This shouldn’t be too difficult since most constructions of light bulbs look rather different from each other.
This is what a vast majority of common light bulbs look like. Using this image you should be able to determine what type of bulb it is you’re dealing with.
The main exception to this is retrofit LED bulbs. They use LED technology to produce light but are made to have glass bulbs just like incandescent bulbs. You can identify this by the yellow/orange strands that run up inside the bulb. These are meant to act like the tungsten filament in incandescent bulbs.
If you are able to identify the bulb, use this chart to get a general idea of what colour temperature you are dealing with.
These values assume the light is at 100% strength. Blackbody radiators’ colour temperature will change if it runs at a lower temperature.
When it comes to LEDs you need to be a bit cautious due to the technology allowing it for a wide variety of colour temperatures. However, for common household use, it’s uncommon to find LEDs outside of the 2700-4000K range.
Using A Reference Light
If nothing of the above has worked you can use a reference light to determine the colour temperature.
To describe this process you would take a bulb that you know the colour temperature of and shine it close to the bulb you are trying to assess the temperature of.
This works because we can’t see the colour temperature by eye, but you will be able to see what the difference is like.
While you won’t get the actual colour temperature number this way, it is a good way to assess its general value. If you use a 2700K bulb and find that the colour temperature is slightly cooler you can assume it would be 3000K.
But if the light is a significant bit cooler you can pretty safely assume it would be around 4000K, since these are the most common colour temperatures lights are sold at.
Defining Warm and Cool Light
Warm and cool light is called “colour temperature” in the lighting industry. Colour Temperature is measured in Kelvin and essentially describes the visual temperature of any light.
In the image above it’s clear to see that the higher you go on the Kelvin scale the cooler a light gets and the lower you go the warmer it gets.
To clearly define what values are considered warm and cool we should follow the following definitions:
Extra Warm: 2000-2700K
Warm White: 2700-3500K
Cool White: 3500-6000K
Cold white: 6000K+
After making these distinctions we can clearly define warm white as anywhere between 2700-3500K and cool white as 3500-6000K.
Is Knowing Warm or Cool Lighting Important?
Now that we have discussed how to identify what colour temperature your lights are, we can discuss some reasons why knowing about colour temperatures can be important.
One reason it might be important is if you’re in the process of switching out your lights you will want one with the same colour temperature as the one you’re replacing. This is mainly because if you switch out a warm light with a cool light it will really stick out and not blend together very well.

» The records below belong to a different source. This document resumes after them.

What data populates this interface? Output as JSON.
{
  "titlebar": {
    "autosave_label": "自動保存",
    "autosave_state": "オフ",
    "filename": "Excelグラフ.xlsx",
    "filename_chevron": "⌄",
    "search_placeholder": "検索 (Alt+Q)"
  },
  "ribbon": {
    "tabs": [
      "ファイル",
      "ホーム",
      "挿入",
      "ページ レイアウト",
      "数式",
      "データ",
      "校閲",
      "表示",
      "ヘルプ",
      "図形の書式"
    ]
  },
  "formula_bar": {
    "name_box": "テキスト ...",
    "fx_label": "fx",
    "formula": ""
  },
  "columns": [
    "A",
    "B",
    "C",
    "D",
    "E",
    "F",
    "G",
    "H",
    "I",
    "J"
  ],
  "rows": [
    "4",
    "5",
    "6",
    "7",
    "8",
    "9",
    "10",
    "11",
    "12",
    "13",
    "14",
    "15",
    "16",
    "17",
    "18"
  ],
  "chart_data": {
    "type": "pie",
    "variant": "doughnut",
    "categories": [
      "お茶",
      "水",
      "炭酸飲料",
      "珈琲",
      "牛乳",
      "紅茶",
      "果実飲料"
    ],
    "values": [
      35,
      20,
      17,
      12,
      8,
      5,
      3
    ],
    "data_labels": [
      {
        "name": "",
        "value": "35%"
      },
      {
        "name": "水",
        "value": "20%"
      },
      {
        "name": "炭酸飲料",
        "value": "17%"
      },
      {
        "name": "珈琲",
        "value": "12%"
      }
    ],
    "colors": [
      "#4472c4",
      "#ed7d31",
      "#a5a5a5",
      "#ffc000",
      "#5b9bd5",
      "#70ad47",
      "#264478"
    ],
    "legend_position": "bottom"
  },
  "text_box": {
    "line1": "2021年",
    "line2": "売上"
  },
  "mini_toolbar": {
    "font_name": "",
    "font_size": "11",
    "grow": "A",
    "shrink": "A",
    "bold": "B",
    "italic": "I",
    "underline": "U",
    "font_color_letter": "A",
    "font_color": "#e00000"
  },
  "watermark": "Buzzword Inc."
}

It can also be important to know how to differentiate between these due to the different effects they can have on us.
Warm light promotes melatonin production in humans, which is the hormone for sleep. Cool lights will suppress melatonin production and instead cause us to be more awake and active in our minds.
Therefore, for home environments, it might be more suitable with warm lighting and for places such as offices and schools cool lighting would be a better option.

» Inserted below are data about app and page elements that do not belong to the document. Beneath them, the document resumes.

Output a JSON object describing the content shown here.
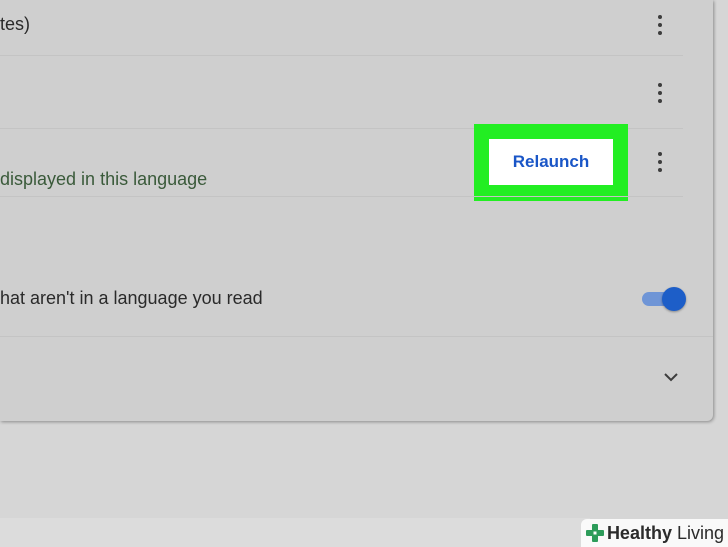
{
  "rows": [
    {
      "text": "tes)"
    },
    {
      "text": ""
    },
    {
      "text": "displayed in this language"
    },
    {
      "text": "hat aren't in a language you read"
    }
  ],
  "relaunch_button": {
    "label": "Relaunch"
  },
  "highlight_color": "#22ee22",
  "toggle": {
    "state": "on",
    "color": "#1d5ec8"
  },
  "icons": {
    "more": "more-vert-icon",
    "expand": "chevron-down-icon",
    "brand": "healthy-living-cross-icon"
  },
  "watermark": {
    "bold": "Healthy",
    "light": "Living"
  }
}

To summarize, here are the most important takeaways from this.
Cool white light is defined between the range of 3500-6000K and warm light is defined in the range of 2700-3500K
The easiest way to find the colour temperature of your lighting is to simply look at the bulb or its packaging.
You can try to download an app on your phone to help you determine the colour temperature of the lights.
Warm lights are better for places where cosiness is a priority and cool lighting is better for places where concentration and activity are a priority.
Hello, I'm Daniel, the author behind this article and owner of this website!
I'm a young soul at 23 years old with a passion for everything lighting since I find it very fascinating in general.
I studied light planning for 2 years in Stockholm, Sweden and now work with light planning full time.